She walked over to him, ignoring the guys on the sidewalk, who were still out cold. "Hey," she said gently. "I'm going to call the cops. And we should get lost before they get here."
It was good advice, since superheroes ordinarily tried to avoid getting involved with the police as much as possible. She called the cops, then led Clark back down an alley. He followed her without speaking, looking like he was lost in thought.
"Are you all right?" she said at last, worried by his long silence.
He turned his head and looked at her, his eyes blank.
"She was scared of me," he said.
She tried to phrase her response so it didn't sound too much like I told you so. "You do look pretty scary, the way you're dressed," she said gently. "But you said that was the point."
He closed his eyes. "I wanted to intimidate criminals, Chlo. But I guess I forgot that it's not all about criminals."
She nodded. "I can understand needing to scare the bad guys," she responded. "But maybe you can come up with some way to do that without scaring the hell out of other people at the same time."
"Yeah." He swallowed, then opened his eyes and stared at her. "This is my city, Chlo. These are my people. I don't want them to be scared of me."
"So maybe you need to think about this all just a little more."
He nodded, still looking into her eyes. "Bruce was right," he said, his voice very soft. "I'm not quite ready yet."
"Okay. So let's go back to Gotham."
He looked up at the tall buildings silhouetted against the gray night sky. "Not tonight," he whispered. "Please, Chlo. I just want to be here one night."
The clear homesickness in his tone caught at her heart. "Okay," she agreed. "We can stay a few days, if you like. Maybe even a week."
He looked away from the skyscrapers and smiled wryly in her direction. "Bruce won't like it."
She grinned. "So what? You can kick his ass now."
He stared at her for a moment, then laughed. It was a nice, deep, honest sound, a sound she hadn't heard in too long a time. She hoped she'd be hearing it more often now.
"You're right," he said. "Okay, let's stay here for a few days. I can figure things out here as well as I can in Gotham. And I miss Metropolis, Chlo. I miss it an awful lot."
"Me too." She stepped forward and put an arm around him. "Gotham's not a bad city, but we belong here."
He looked down into her eyes, then tilted his head back, looking up at the buildings again.
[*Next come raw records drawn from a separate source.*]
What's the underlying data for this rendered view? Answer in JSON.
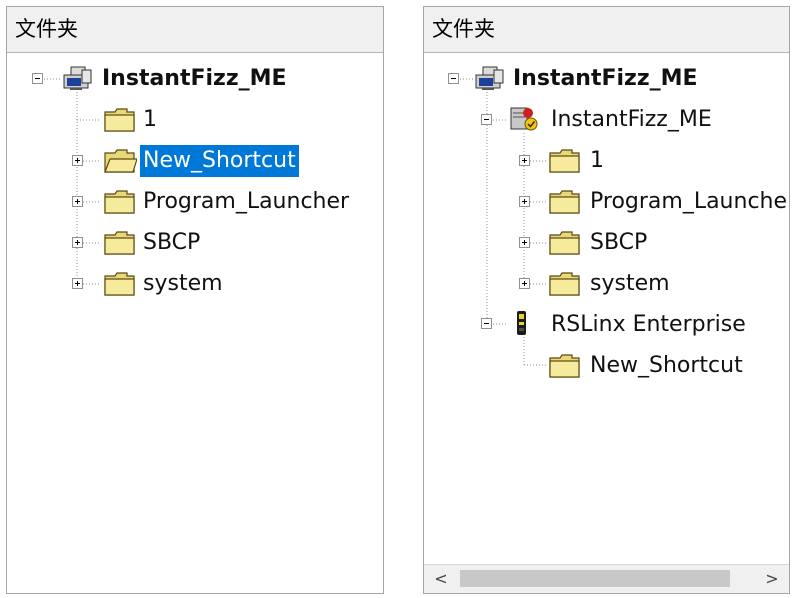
{
  "left_panel": {
    "header": "文件夹",
    "nodes": [
      {
        "label": "InstantFizz_ME",
        "icon": "project-icon",
        "expanded": true
      },
      {
        "label": "1",
        "icon": "folder-icon"
      },
      {
        "label": "New_Shortcut",
        "icon": "folder-open-icon",
        "selected": true
      },
      {
        "label": "Program_Launcher",
        "icon": "folder-icon"
      },
      {
        "label": "SBCP",
        "icon": "folder-icon"
      },
      {
        "label": "system",
        "icon": "folder-icon"
      }
    ]
  },
  "right_panel": {
    "header": "文件夹",
    "nodes": [
      {
        "label": "InstantFizz_ME",
        "icon": "project-icon",
        "expanded": true
      },
      {
        "label": "InstantFizz_ME",
        "icon": "application-server-icon",
        "expanded": true
      },
      {
        "label": "1",
        "icon": "folder-icon"
      },
      {
        "label": "Program_Launche",
        "icon": "folder-icon"
      },
      {
        "label": "SBCP",
        "icon": "folder-icon"
      },
      {
        "label": "system",
        "icon": "folder-icon"
      },
      {
        "label": "RSLinx Enterprise",
        "icon": "rslinx-icon",
        "expanded": true
      },
      {
        "label": "New_Shortcut",
        "icon": "folder-icon"
      }
    ],
    "scrollbar": {
      "left_arrow": "<",
      "right_arrow": ">"
    }
  },
  "colors": {
    "selection": "#0078d7",
    "folder": "#f2e48c",
    "header_bg": "#f0f0f0"
  }
}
She saw the smile on his face widen. For the first time in a long while, he looked genuinely happy.
"Yeah," he agreed. "This is where we belong."
Read the sequel, The World Around You.